:: Instructions to follow ::
Print the records exactly as written, and let no picture into the answer.

App and web page records
──────────

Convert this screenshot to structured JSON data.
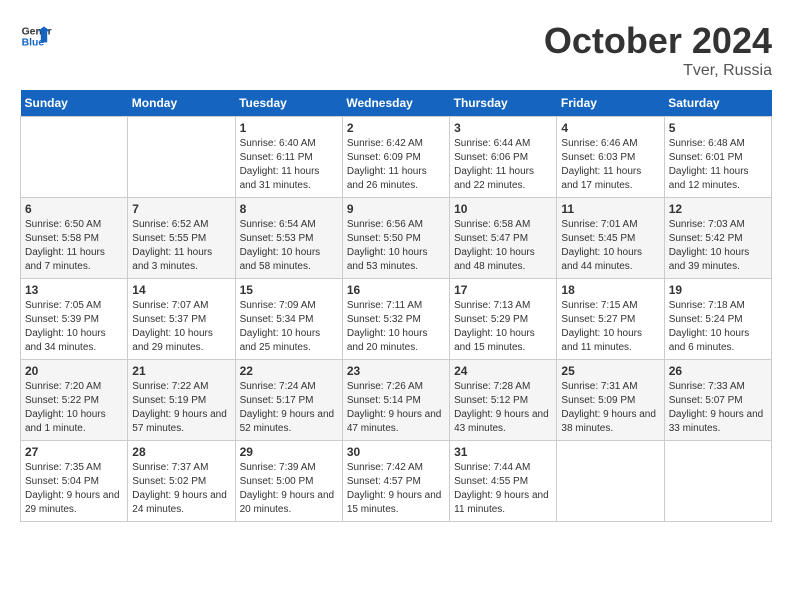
{
  "header": {
    "logo_general": "General",
    "logo_blue": "Blue",
    "month": "October 2024",
    "location": "Tver, Russia"
  },
  "weekdays": [
    "Sunday",
    "Monday",
    "Tuesday",
    "Wednesday",
    "Thursday",
    "Friday",
    "Saturday"
  ],
  "weeks": [
    [
      {
        "day": "",
        "info": ""
      },
      {
        "day": "",
        "info": ""
      },
      {
        "day": "1",
        "info": "Sunrise: 6:40 AM\nSunset: 6:11 PM\nDaylight: 11 hours and 31 minutes."
      },
      {
        "day": "2",
        "info": "Sunrise: 6:42 AM\nSunset: 6:09 PM\nDaylight: 11 hours and 26 minutes."
      },
      {
        "day": "3",
        "info": "Sunrise: 6:44 AM\nSunset: 6:06 PM\nDaylight: 11 hours and 22 minutes."
      },
      {
        "day": "4",
        "info": "Sunrise: 6:46 AM\nSunset: 6:03 PM\nDaylight: 11 hours and 17 minutes."
      },
      {
        "day": "5",
        "info": "Sunrise: 6:48 AM\nSunset: 6:01 PM\nDaylight: 11 hours and 12 minutes."
      }
    ],
    [
      {
        "day": "6",
        "info": "Sunrise: 6:50 AM\nSunset: 5:58 PM\nDaylight: 11 hours and 7 minutes."
      },
      {
        "day": "7",
        "info": "Sunrise: 6:52 AM\nSunset: 5:55 PM\nDaylight: 11 hours and 3 minutes."
      },
      {
        "day": "8",
        "info": "Sunrise: 6:54 AM\nSunset: 5:53 PM\nDaylight: 10 hours and 58 minutes."
      },
      {
        "day": "9",
        "info": "Sunrise: 6:56 AM\nSunset: 5:50 PM\nDaylight: 10 hours and 53 minutes."
      },
      {
        "day": "10",
        "info": "Sunrise: 6:58 AM\nSunset: 5:47 PM\nDaylight: 10 hours and 48 minutes."
      },
      {
        "day": "11",
        "info": "Sunrise: 7:01 AM\nSunset: 5:45 PM\nDaylight: 10 hours and 44 minutes."
      },
      {
        "day": "12",
        "info": "Sunrise: 7:03 AM\nSunset: 5:42 PM\nDaylight: 10 hours and 39 minutes."
      }
    ],
    [
      {
        "day": "13",
        "info": "Sunrise: 7:05 AM\nSunset: 5:39 PM\nDaylight: 10 hours and 34 minutes."
      },
      {
        "day": "14",
        "info": "Sunrise: 7:07 AM\nSunset: 5:37 PM\nDaylight: 10 hours and 29 minutes."
      },
      {
        "day": "15",
        "info": "Sunrise: 7:09 AM\nSunset: 5:34 PM\nDaylight: 10 hours and 25 minutes."
      },
      {
        "day": "16",
        "info": "Sunrise: 7:11 AM\nSunset: 5:32 PM\nDaylight: 10 hours and 20 minutes."
      },
      {
        "day": "17",
        "info": "Sunrise: 7:13 AM\nSunset: 5:29 PM\nDaylight: 10 hours and 15 minutes."
      },
      {
        "day": "18",
        "info": "Sunrise: 7:15 AM\nSunset: 5:27 PM\nDaylight: 10 hours and 11 minutes."
      },
      {
        "day": "19",
        "info": "Sunrise: 7:18 AM\nSunset: 5:24 PM\nDaylight: 10 hours and 6 minutes."
      }
    ],
    [
      {
        "day": "20",
        "info": "Sunrise: 7:20 AM\nSunset: 5:22 PM\nDaylight: 10 hours and 1 minute."
      },
      {
        "day": "21",
        "info": "Sunrise: 7:22 AM\nSunset: 5:19 PM\nDaylight: 9 hours and 57 minutes."
      },
      {
        "day": "22",
        "info": "Sunrise: 7:24 AM\nSunset: 5:17 PM\nDaylight: 9 hours and 52 minutes."
      },
      {
        "day": "23",
        "info": "Sunrise: 7:26 AM\nSunset: 5:14 PM\nDaylight: 9 hours and 47 minutes."
      },
      {
        "day": "24",
        "info": "Sunrise: 7:28 AM\nSunset: 5:12 PM\nDaylight: 9 hours and 43 minutes."
      },
      {
        "day": "25",
        "info": "Sunrise: 7:31 AM\nSunset: 5:09 PM\nDaylight: 9 hours and 38 minutes."
      },
      {
        "day": "26",
        "info": "Sunrise: 7:33 AM\nSunset: 5:07 PM\nDaylight: 9 hours and 33 minutes."
      }
    ],
    [
      {
        "day": "27",
        "info": "Sunrise: 7:35 AM\nSunset: 5:04 PM\nDaylight: 9 hours and 29 minutes."
      },
      {
        "day": "28",
        "info": "Sunrise: 7:37 AM\nSunset: 5:02 PM\nDaylight: 9 hours and 24 minutes."
      },
      {
        "day": "29",
        "info": "Sunrise: 7:39 AM\nSunset: 5:00 PM\nDaylight: 9 hours and 20 minutes."
      },
      {
        "day": "30",
        "info": "Sunrise: 7:42 AM\nSunset: 4:57 PM\nDaylight: 9 hours and 15 minutes."
      },
      {
        "day": "31",
        "info": "Sunrise: 7:44 AM\nSunset: 4:55 PM\nDaylight: 9 hours and 11 minutes."
      },
      {
        "day": "",
        "info": ""
      },
      {
        "day": "",
        "info": ""
      }
    ]
  ]
}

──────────

:: Result of the task ::
Convert this screenshot to structured JSON data.
{
  "header": {
    "logo_general": "General",
    "logo_blue": "Blue",
    "month": "October 2024",
    "location": "Tver, Russia"
  },
  "weekdays": [
    "Sunday",
    "Monday",
    "Tuesday",
    "Wednesday",
    "Thursday",
    "Friday",
    "Saturday"
  ],
  "weeks": [
    [
      {
        "day": "",
        "info": ""
      },
      {
        "day": "",
        "info": ""
      },
      {
        "day": "1",
        "info": "Sunrise: 6:40 AM\nSunset: 6:11 PM\nDaylight: 11 hours and 31 minutes."
      },
      {
        "day": "2",
        "info": "Sunrise: 6:42 AM\nSunset: 6:09 PM\nDaylight: 11 hours and 26 minutes."
      },
      {
        "day": "3",
        "info": "Sunrise: 6:44 AM\nSunset: 6:06 PM\nDaylight: 11 hours and 22 minutes."
      },
      {
        "day": "4",
        "info": "Sunrise: 6:46 AM\nSunset: 6:03 PM\nDaylight: 11 hours and 17 minutes."
      },
      {
        "day": "5",
        "info": "Sunrise: 6:48 AM\nSunset: 6:01 PM\nDaylight: 11 hours and 12 minutes."
      }
    ],
    [
      {
        "day": "6",
        "info": "Sunrise: 6:50 AM\nSunset: 5:58 PM\nDaylight: 11 hours and 7 minutes."
      },
      {
        "day": "7",
        "info": "Sunrise: 6:52 AM\nSunset: 5:55 PM\nDaylight: 11 hours and 3 minutes."
      },
      {
        "day": "8",
        "info": "Sunrise: 6:54 AM\nSunset: 5:53 PM\nDaylight: 10 hours and 58 minutes."
      },
      {
        "day": "9",
        "info": "Sunrise: 6:56 AM\nSunset: 5:50 PM\nDaylight: 10 hours and 53 minutes."
      },
      {
        "day": "10",
        "info": "Sunrise: 6:58 AM\nSunset: 5:47 PM\nDaylight: 10 hours and 48 minutes."
      },
      {
        "day": "11",
        "info": "Sunrise: 7:01 AM\nSunset: 5:45 PM\nDaylight: 10 hours and 44 minutes."
      },
      {
        "day": "12",
        "info": "Sunrise: 7:03 AM\nSunset: 5:42 PM\nDaylight: 10 hours and 39 minutes."
      }
    ],
    [
      {
        "day": "13",
        "info": "Sunrise: 7:05 AM\nSunset: 5:39 PM\nDaylight: 10 hours and 34 minutes."
      },
      {
        "day": "14",
        "info": "Sunrise: 7:07 AM\nSunset: 5:37 PM\nDaylight: 10 hours and 29 minutes."
      },
      {
        "day": "15",
        "info": "Sunrise: 7:09 AM\nSunset: 5:34 PM\nDaylight: 10 hours and 25 minutes."
      },
      {
        "day": "16",
        "info": "Sunrise: 7:11 AM\nSunset: 5:32 PM\nDaylight: 10 hours and 20 minutes."
      },
      {
        "day": "17",
        "info": "Sunrise: 7:13 AM\nSunset: 5:29 PM\nDaylight: 10 hours and 15 minutes."
      },
      {
        "day": "18",
        "info": "Sunrise: 7:15 AM\nSunset: 5:27 PM\nDaylight: 10 hours and 11 minutes."
      },
      {
        "day": "19",
        "info": "Sunrise: 7:18 AM\nSunset: 5:24 PM\nDaylight: 10 hours and 6 minutes."
      }
    ],
    [
      {
        "day": "20",
        "info": "Sunrise: 7:20 AM\nSunset: 5:22 PM\nDaylight: 10 hours and 1 minute."
      },
      {
        "day": "21",
        "info": "Sunrise: 7:22 AM\nSunset: 5:19 PM\nDaylight: 9 hours and 57 minutes."
      },
      {
        "day": "22",
        "info": "Sunrise: 7:24 AM\nSunset: 5:17 PM\nDaylight: 9 hours and 52 minutes."
      },
      {
        "day": "23",
        "info": "Sunrise: 7:26 AM\nSunset: 5:14 PM\nDaylight: 9 hours and 47 minutes."
      },
      {
        "day": "24",
        "info": "Sunrise: 7:28 AM\nSunset: 5:12 PM\nDaylight: 9 hours and 43 minutes."
      },
      {
        "day": "25",
        "info": "Sunrise: 7:31 AM\nSunset: 5:09 PM\nDaylight: 9 hours and 38 minutes."
      },
      {
        "day": "26",
        "info": "Sunrise: 7:33 AM\nSunset: 5:07 PM\nDaylight: 9 hours and 33 minutes."
      }
    ],
    [
      {
        "day": "27",
        "info": "Sunrise: 7:35 AM\nSunset: 5:04 PM\nDaylight: 9 hours and 29 minutes."
      },
      {
        "day": "28",
        "info": "Sunrise: 7:37 AM\nSunset: 5:02 PM\nDaylight: 9 hours and 24 minutes."
      },
      {
        "day": "29",
        "info": "Sunrise: 7:39 AM\nSunset: 5:00 PM\nDaylight: 9 hours and 20 minutes."
      },
      {
        "day": "30",
        "info": "Sunrise: 7:42 AM\nSunset: 4:57 PM\nDaylight: 9 hours and 15 minutes."
      },
      {
        "day": "31",
        "info": "Sunrise: 7:44 AM\nSunset: 4:55 PM\nDaylight: 9 hours and 11 minutes."
      },
      {
        "day": "",
        "info": ""
      },
      {
        "day": "",
        "info": ""
      }
    ]
  ]
}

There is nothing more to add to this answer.